Wildfire and invasive species in the west: challenges that hinder current and future management and protection of the sagebrush-steppe ecosystem: a Gap Report
The Western Association of Fish and Wildlife Agencies (WAFWA) to satisfy the 45-day report requirement identified in Cooperative Agreement (F13AC00353) between WAFWA and the U. S. Fish and Wildlife Service (FWS) submit this “Gap Report”. This report summarizes the policy, fiscal and science challenges that land managers encounter related to the control and reduction of the invasive plant/fire complex, especially as it relates to the threaten or endangered species listing status of the Greater sage-grouse (Centrocercus urophasianus).
While this Gap Report identifies 22 technical, policy, planning and funding gaps, it should be considered a “work in-progress”. To address this effort a Wildfire/Invasive Initiative Work Group (WG) was formed. The WG consist of nationally recognized experts in fire ecology, Sage-grouse ecology and management, range management and plant ecology. The WG developed this Gap Report and will be developing the final report for this Cooperative Agreement. Thus, as the WG evaluates the wildfire/invasive issue and makes recommendation to address scientific and management shortcomings, additional gaps will be identified and included in the final report. Within this report, the WG has suggested the top 5 gaps.

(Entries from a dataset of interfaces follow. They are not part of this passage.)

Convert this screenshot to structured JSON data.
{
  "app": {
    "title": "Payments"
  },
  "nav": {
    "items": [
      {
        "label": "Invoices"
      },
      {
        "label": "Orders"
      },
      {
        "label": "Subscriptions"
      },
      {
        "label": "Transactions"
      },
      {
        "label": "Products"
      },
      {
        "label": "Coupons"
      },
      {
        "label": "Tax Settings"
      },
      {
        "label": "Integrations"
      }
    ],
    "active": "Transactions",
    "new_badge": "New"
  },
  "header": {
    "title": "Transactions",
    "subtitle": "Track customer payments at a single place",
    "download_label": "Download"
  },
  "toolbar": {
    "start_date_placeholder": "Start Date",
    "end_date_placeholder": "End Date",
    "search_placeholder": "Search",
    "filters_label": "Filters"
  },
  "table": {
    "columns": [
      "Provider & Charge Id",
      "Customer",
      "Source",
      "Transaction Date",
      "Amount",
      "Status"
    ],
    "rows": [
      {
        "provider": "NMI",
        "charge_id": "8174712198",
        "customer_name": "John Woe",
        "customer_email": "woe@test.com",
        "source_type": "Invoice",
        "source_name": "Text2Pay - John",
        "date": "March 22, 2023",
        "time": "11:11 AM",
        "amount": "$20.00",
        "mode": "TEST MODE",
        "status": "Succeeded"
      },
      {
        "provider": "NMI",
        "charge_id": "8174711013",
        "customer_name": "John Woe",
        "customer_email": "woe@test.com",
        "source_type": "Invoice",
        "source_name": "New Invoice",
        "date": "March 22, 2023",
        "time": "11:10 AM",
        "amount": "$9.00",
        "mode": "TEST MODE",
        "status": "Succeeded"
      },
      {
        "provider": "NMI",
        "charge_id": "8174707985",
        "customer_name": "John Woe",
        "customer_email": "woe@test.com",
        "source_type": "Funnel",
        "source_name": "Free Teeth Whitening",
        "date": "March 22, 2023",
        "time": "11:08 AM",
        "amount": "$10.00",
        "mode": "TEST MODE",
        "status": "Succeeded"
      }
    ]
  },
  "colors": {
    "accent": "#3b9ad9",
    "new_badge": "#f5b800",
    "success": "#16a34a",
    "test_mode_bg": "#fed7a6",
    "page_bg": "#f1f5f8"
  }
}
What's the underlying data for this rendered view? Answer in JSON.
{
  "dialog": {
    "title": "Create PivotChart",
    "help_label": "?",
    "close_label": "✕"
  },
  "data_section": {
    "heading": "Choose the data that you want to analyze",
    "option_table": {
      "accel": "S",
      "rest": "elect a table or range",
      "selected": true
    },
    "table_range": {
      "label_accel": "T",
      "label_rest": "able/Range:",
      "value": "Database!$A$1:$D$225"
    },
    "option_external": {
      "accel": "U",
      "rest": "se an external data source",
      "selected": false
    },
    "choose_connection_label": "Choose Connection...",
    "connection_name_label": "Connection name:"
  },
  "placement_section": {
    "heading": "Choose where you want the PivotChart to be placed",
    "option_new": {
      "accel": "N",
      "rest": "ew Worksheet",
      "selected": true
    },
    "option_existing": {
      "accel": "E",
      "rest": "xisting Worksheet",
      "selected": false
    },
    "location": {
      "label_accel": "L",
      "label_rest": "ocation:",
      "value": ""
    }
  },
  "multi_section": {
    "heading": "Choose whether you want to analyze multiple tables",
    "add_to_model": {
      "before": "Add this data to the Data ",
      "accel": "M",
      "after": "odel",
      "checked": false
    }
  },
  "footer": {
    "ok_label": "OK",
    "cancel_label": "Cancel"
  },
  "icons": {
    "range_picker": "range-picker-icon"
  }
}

However, the actual priority of what should be addressed first will depend on the significance and sequence of the limiting factor, available funding, current work, roles and responsibilities of the specific agencies, etc.
The WG will continue to meet on a regular basis to further develop and expand this list of gaps. Additionally, the WG will offer specific options to address the identified gaps. However, the WG recommends that the FWS, possibly through the State/Federal (Western Governors Association) Sage Grouse Task Force or the National Sage-grouse Executive Oversight Committee, establish a Subcommittee to specifically review this Gap Report and develop a multi-agency approach on how to address each gap. The WG will continue to endeavor to establish a priority list and identify the “low hanging fruit” that can be addressed in the short-term to affect the listing decision. Additionally, the WG will propose a longer-term strategy. However, to successfully establish such a strategy it will take buy-in and commitment at the highest levels in federal and state governments.
In an effort to provide managers an opportunity to address the most important issues this coming fiscal year, we offer the following top 5 gaps. Beyond these top 5, the WG has identified 17 additional gaps that should be evaluated by both federal and state agencies as a means to help better manage the wildfire/invasive threat in the west.
|Publication Subtype||Organization Series|
|Title||Wildfire and invasive species in the west: challenges that hinder current and future management and protection of the sagebrush-steppe ecosystem: a Gap Report|
|Publisher||Western Association of Fish and Wildlife Agencies|
|Publisher location||Cheyenne, WY|
|Contributing office(s)||Forest and Rangeland Ecosystem Science Center|
|Description||ii, 8 p.|
|Online Only (Y/N)||N|
|Additional Online Files (Y/N)||N|
|Google Analytic Metrics||Metrics page|